MEEKER, Colo. - Linda and Larry Shovan live 50 miles outside of Steamboat Springs in the Flat Top Mountains.
The recently retired couple had no problem getting a loan when they first bought their property 12 years ago.
Now, their decision to install nine solar panels is preventing them from refinancing.
"In my mind we are definitely being punished," said Larry.
"It is frustrating to me that on one hand they're encouraging green energy and solar power, but on the other hand they are not willing to think of property that's off the grid as valuable," said Linda.
So far, the couple has been in contact with seven different mortgage companies.
"The first person we spoke to right down to the last minute said I'm sorry you are the most qualified person that we have ever had in 15 years and we can't get you a loan," said Larry.
Despite being highly qualified and having all credit and capacity verified, each mortgage lender has said the same thing. Government-controlled mortgage giants Fannie Mae and Freddie Mac won't approve their loan because they're not hooked up to the power grid.
"They are trying to put everybody in the same little square peg, we may be different when it comes to off the grid, but that's the only way," said Larry.
No electric company provides power to their home, which is a big part of why the couple decided to put in a 30 thousand dollar solar system. They also received a large federal tax credit for installing the solar panels.

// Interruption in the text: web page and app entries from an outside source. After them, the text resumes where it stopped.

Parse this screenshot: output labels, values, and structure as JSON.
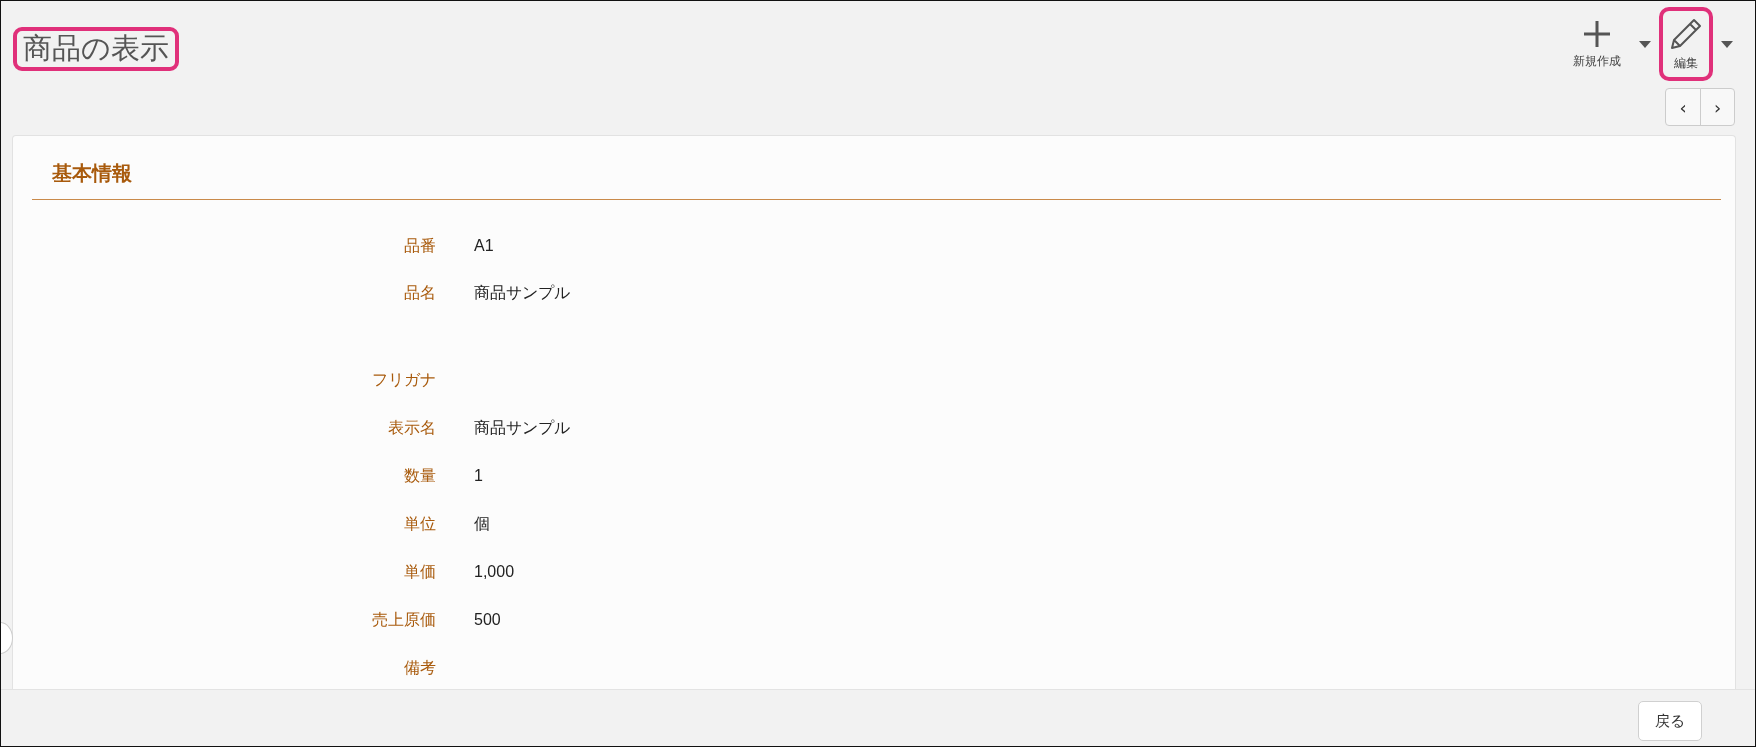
{
  "title": {
    "text": "商品の表示",
    "highlighted": true
  },
  "toolbar": [
    {
      "kind": "add",
      "label": "新規作成",
      "highlighted": false,
      "has_menu": true
    },
    {
      "kind": "edit",
      "label": "編集",
      "highlighted": true,
      "has_menu": true
    }
  ],
  "pager": [
    "‹",
    "›"
  ],
  "section": {
    "title": "基本情報"
  },
  "fields": [
    {
      "kind": "text",
      "label": "品番",
      "value": "A1"
    },
    {
      "kind": "multiline",
      "label": "品名",
      "value": "商品サンプル"
    },
    {
      "kind": "text",
      "label": "フリガナ"
    },
    {
      "kind": "text",
      "label": "表示名",
      "value": "商品サンプル"
    },
    {
      "kind": "text",
      "label": "数量",
      "value": "1"
    },
    {
      "kind": "text",
      "label": "単位",
      "value": "個"
    },
    {
      "kind": "text",
      "label": "単価",
      "value": "1,000"
    },
    {
      "kind": "text",
      "label": "売上原価",
      "value": "500"
    },
    {
      "kind": "text",
      "label": "備考"
    }
  ],
  "footer": {
    "back_button": "戻る"
  }
}
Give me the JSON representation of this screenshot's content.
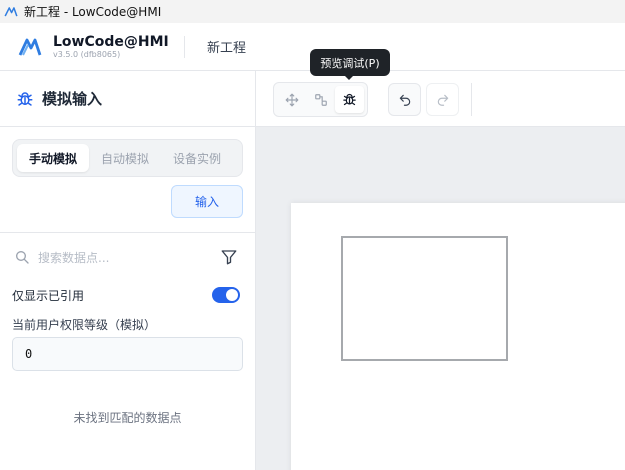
{
  "window": {
    "title": "新工程 - LowCode@HMI"
  },
  "app": {
    "name": "LowCode@HMI",
    "version": "v3.5.0 (dfb8065)",
    "project_name": "新工程"
  },
  "sim_panel": {
    "title": "模拟输入",
    "tabs": [
      {
        "label": "手动模拟",
        "active": true
      },
      {
        "label": "自动模拟",
        "active": false
      },
      {
        "label": "设备实例",
        "active": false
      }
    ],
    "input_button": "输入",
    "search_placeholder": "搜索数据点...",
    "only_referenced_label": "仅显示已引用",
    "only_referenced_on": true,
    "permission_label": "当前用户权限等级（模拟）",
    "permission_value": "0",
    "empty_message": "未找到匹配的数据点"
  },
  "toolbar": {
    "tooltip": "预览调试(P)"
  },
  "colors": {
    "accent": "#2563eb",
    "tooltip_bg": "#1f2328",
    "canvas_bg": "#eceef1"
  }
}
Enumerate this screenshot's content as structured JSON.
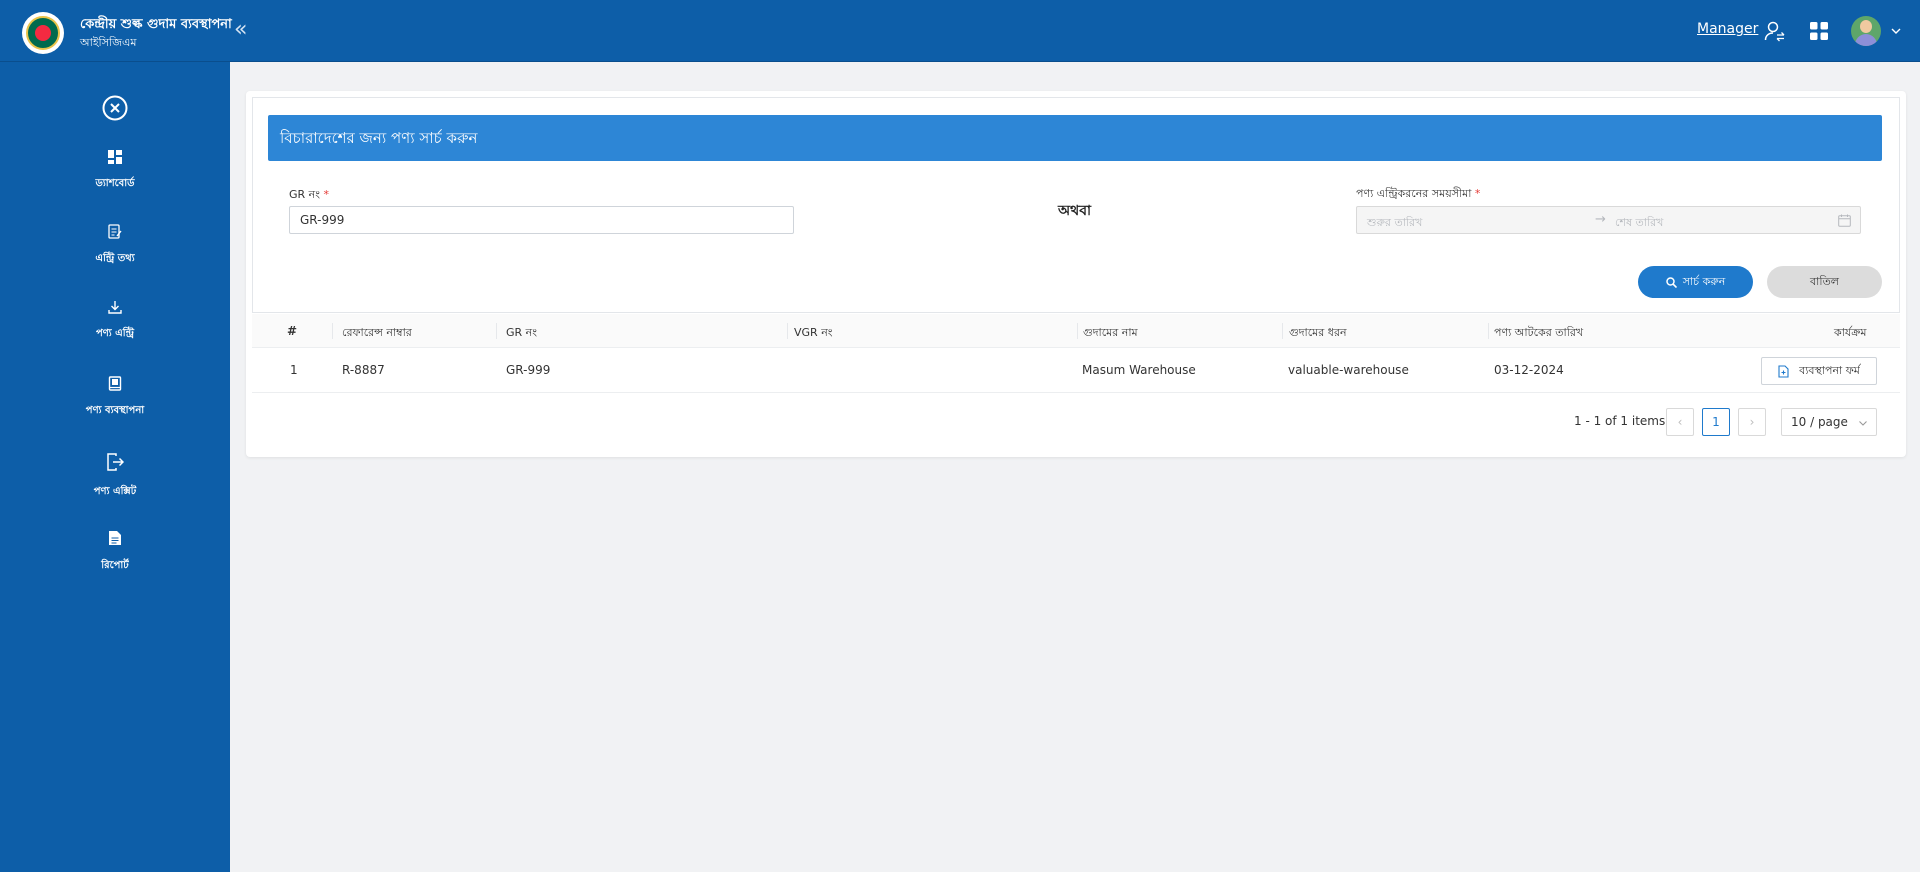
{
  "header": {
    "brand_title": "কেন্দ্রীয় শুল্ক গুদাম ব্যবস্থাপনা",
    "brand_subtitle": "আইসিজিএম",
    "collapse_glyph": "«",
    "role_label": "Manager"
  },
  "sidebar": {
    "items": [
      {
        "label": "ড্যাশবোর্ড",
        "icon": "dashboard-icon"
      },
      {
        "label": "এন্ট্রি তথ্য",
        "icon": "entry-info-icon"
      },
      {
        "label": "পণ্য এন্ট্রি",
        "icon": "download-icon"
      },
      {
        "label": "পণ্য ব্যবস্থাপনা",
        "icon": "book-icon"
      },
      {
        "label": "পণ্য এক্সিট",
        "icon": "exit-icon"
      },
      {
        "label": "রিপোর্ট",
        "icon": "report-icon"
      }
    ]
  },
  "search": {
    "title": "বিচারাদেশের জন্য পণ্য সার্চ করুন",
    "gr_label": "GR নং",
    "required_mark": "*",
    "gr_value": "GR-999",
    "or_text": "অথবা",
    "date_label": "পণ্য এন্ট্রিকরনের সময়সীমা",
    "date_start_placeholder": "শুরুর তারিখ",
    "date_arrow": "→",
    "date_end_placeholder": "শেষ তারিখ",
    "search_button": "সার্চ করুন",
    "cancel_button": "বাতিল"
  },
  "table": {
    "columns": [
      "#",
      "রেফারেন্স নাম্বার",
      "GR নং",
      "VGR নং",
      "গুদামের নাম",
      "গুদামের ধরন",
      "পণ্য আটকের তারিখ",
      "কার্যক্রম"
    ],
    "rows": [
      {
        "index": "1",
        "reference": "R-8887",
        "gr": "GR-999",
        "vgr": "",
        "warehouse_name": "Masum Warehouse",
        "warehouse_type": "valuable-warehouse",
        "seizure_date": "03-12-2024",
        "action": "ব্যবস্থাপনা ফর্ম"
      }
    ]
  },
  "pagination": {
    "total_text": "1 - 1 of 1 items",
    "prev": "‹",
    "current_page": "1",
    "next": "›",
    "page_size": "10 / page"
  },
  "colors": {
    "brand_blue": "#0d5ea8",
    "header_blue": "#2d86d6",
    "button_blue": "#1f7acc",
    "required_red": "#e53935"
  }
}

The system is entirely computer operated. The solar panels collect energy from the sun and transfer it into one of 24 batteries stored inside a utility shed.

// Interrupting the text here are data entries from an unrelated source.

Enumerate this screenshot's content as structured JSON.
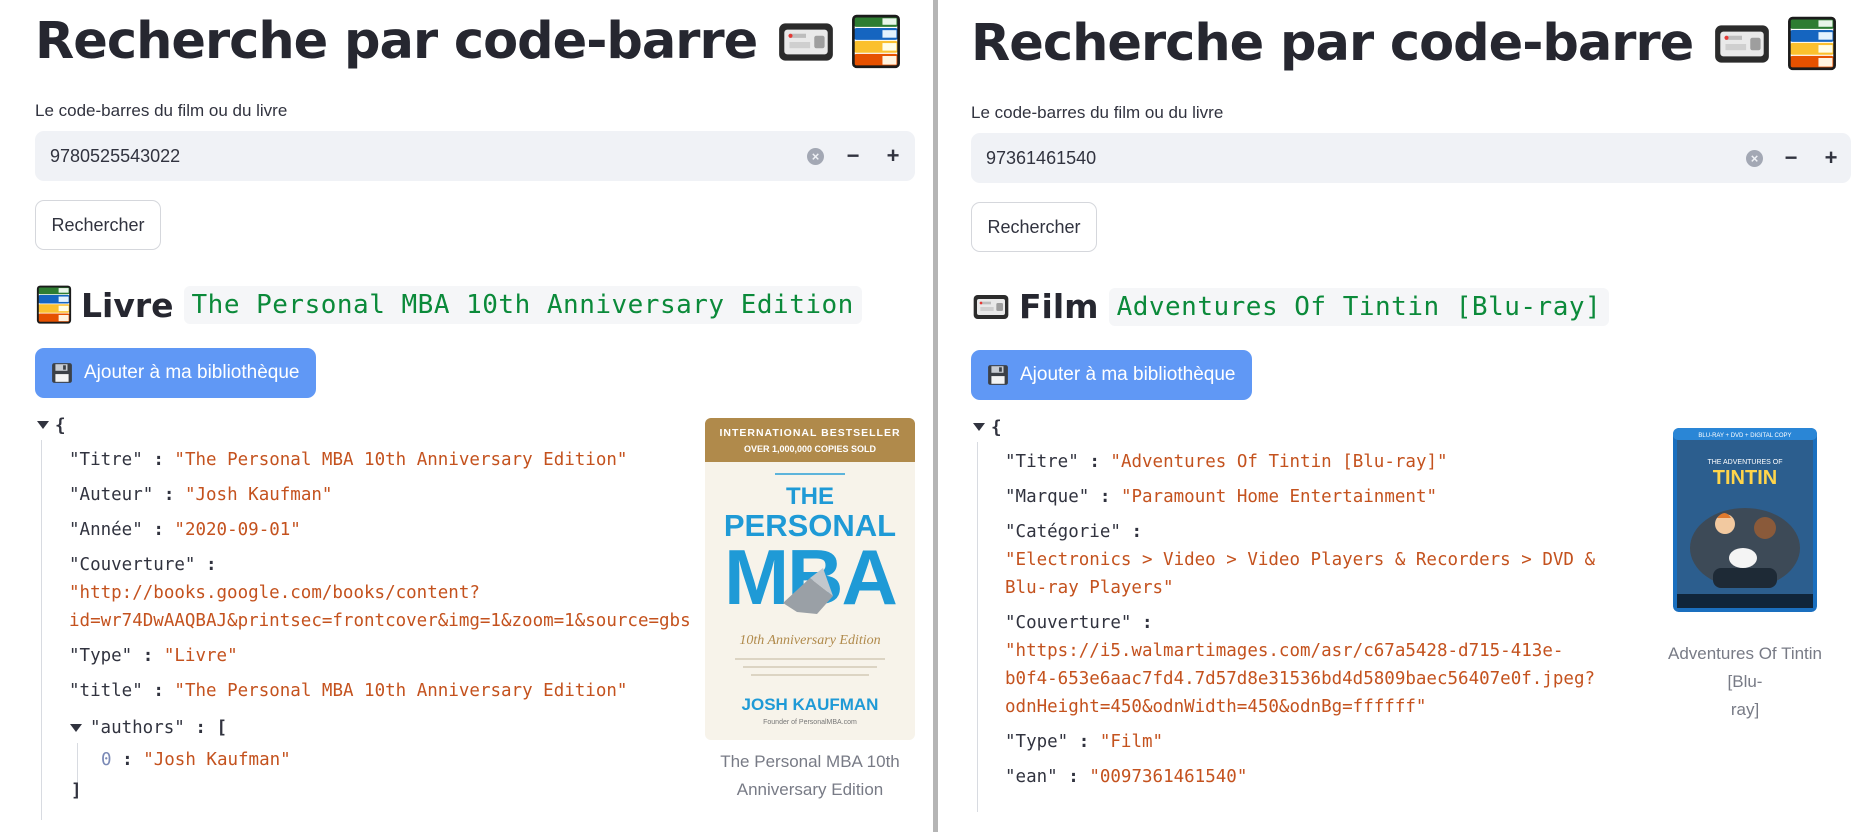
{
  "colors": {
    "primary_button": "#6098f5",
    "json_string": "#c4521e",
    "code_green": "#0b8a3a",
    "input_background": "#f0f2f6"
  },
  "left": {
    "title": "Recherche par code-barre",
    "title_icons": [
      "video-camera-icon",
      "books-icon"
    ],
    "barcode": {
      "label": "Le code-barres du film ou du livre",
      "value": "9780525543022",
      "clear_icon": "clear-icon",
      "minus": "−",
      "plus": "+"
    },
    "search_button": "Rechercher",
    "result": {
      "icon": "books-icon",
      "kind": "Livre",
      "title_code": "The Personal MBA 10th Anniversary Edition"
    },
    "add_button": "Ajouter à ma bibliothèque",
    "add_icon": "floppy-disk-icon",
    "json": {
      "open_brace": "{",
      "entries": [
        {
          "key": "\"Titre\"",
          "value": "\"The Personal MBA 10th Anniversary Edition\""
        },
        {
          "key": "\"Auteur\"",
          "value": "\"Josh Kaufman\""
        },
        {
          "key": "\"Année\"",
          "value": "\"2020-09-01\""
        },
        {
          "key": "\"Couverture\"",
          "value_lines": [
            "\"http://books.google.com/books/content?",
            "id=wr74DwAAQBAJ&printsec=frontcover&img=1&zoom=1&source=gbs"
          ]
        },
        {
          "key": "\"Type\"",
          "value": "\"Livre\""
        },
        {
          "key": "\"title\"",
          "value": "\"The Personal MBA 10th Anniversary Edition\""
        }
      ],
      "authors_key": "\"authors\"",
      "authors_open": "[",
      "authors": [
        {
          "index": "0",
          "value": "\"Josh Kaufman\""
        }
      ],
      "authors_close": "]",
      "separator": ":"
    },
    "cover": {
      "banner_top": "INTERNATIONAL BESTSELLER",
      "banner_bottom": "OVER 1,000,000 COPIES SOLD",
      "the": "THE",
      "personal": "PERSONAL",
      "mba": "MBA",
      "edition": "10th Anniversary Edition",
      "author": "JOSH KAUFMAN",
      "founder": "Founder of PersonalMBA.com",
      "caption": [
        "The Personal MBA 10th",
        "Anniversary Edition"
      ]
    }
  },
  "right": {
    "title": "Recherche par code-barre",
    "title_icons": [
      "video-camera-icon",
      "books-icon"
    ],
    "barcode": {
      "label": "Le code-barres du film ou du livre",
      "value": "97361461540",
      "clear_icon": "clear-icon",
      "minus": "−",
      "plus": "+"
    },
    "search_button": "Rechercher",
    "result": {
      "icon": "video-camera-icon",
      "kind": "Film",
      "title_code": "Adventures Of Tintin [Blu-ray]"
    },
    "add_button": "Ajouter à ma bibliothèque",
    "add_icon": "floppy-disk-icon",
    "json": {
      "open_brace": "{",
      "entries": [
        {
          "key": "\"Titre\"",
          "value": "\"Adventures Of Tintin [Blu-ray]\""
        },
        {
          "key": "\"Marque\"",
          "value": "\"Paramount Home Entertainment\""
        },
        {
          "key": "\"Catégorie\"",
          "value_lines": [
            "\"Electronics > Video > Video Players & Recorders > DVD &",
            "Blu-ray Players\""
          ]
        },
        {
          "key": "\"Couverture\"",
          "value_lines": [
            "\"https://i5.walmartimages.com/asr/c67a5428-d715-413e-",
            "b0f4-653e6aac7fd4.7d57d8e31536bd4d5809baec56407e0f.jpeg?",
            "odnHeight=450&odnWidth=450&odnBg=ffffff\""
          ]
        },
        {
          "key": "\"Type\"",
          "value": "\"Film\""
        },
        {
          "key": "\"ean\"",
          "value": "\"0097361461540\""
        }
      ],
      "separator": ":"
    },
    "cover": {
      "bluray": "BLU-RAY + DVD + DIGITAL COPY",
      "title_small": "THE ADVENTURES OF",
      "title_big": "TINTIN",
      "caption": [
        "Adventures Of Tintin [Blu-",
        "ray]"
      ]
    }
  }
}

"Our system handles any of our needs," said Linda.
It produces more than enough energy to fuel their home year round.
"The guideline is that you have to have public utilities so it would be like trying to sell a home that didn't have heat by a fireplace and didn't have a way to have any other heat," said senior loan officer Lainey Hamrick.
Hamrick has dealt with similar mortgages. She says the government backed mortgage companies haven't yet caught up with the renewable energy concept.
"I think eventually with more demand for that happening more and more, eventually that will have to change, but yeah know, it's a big system and they move slowly," continued Hamrick.
It's a fact, Linda and Larry, may have to live with for now.
"I think we're just going to bite the bullet and live with our current mortgage and pay a higher interest rate," said Linda.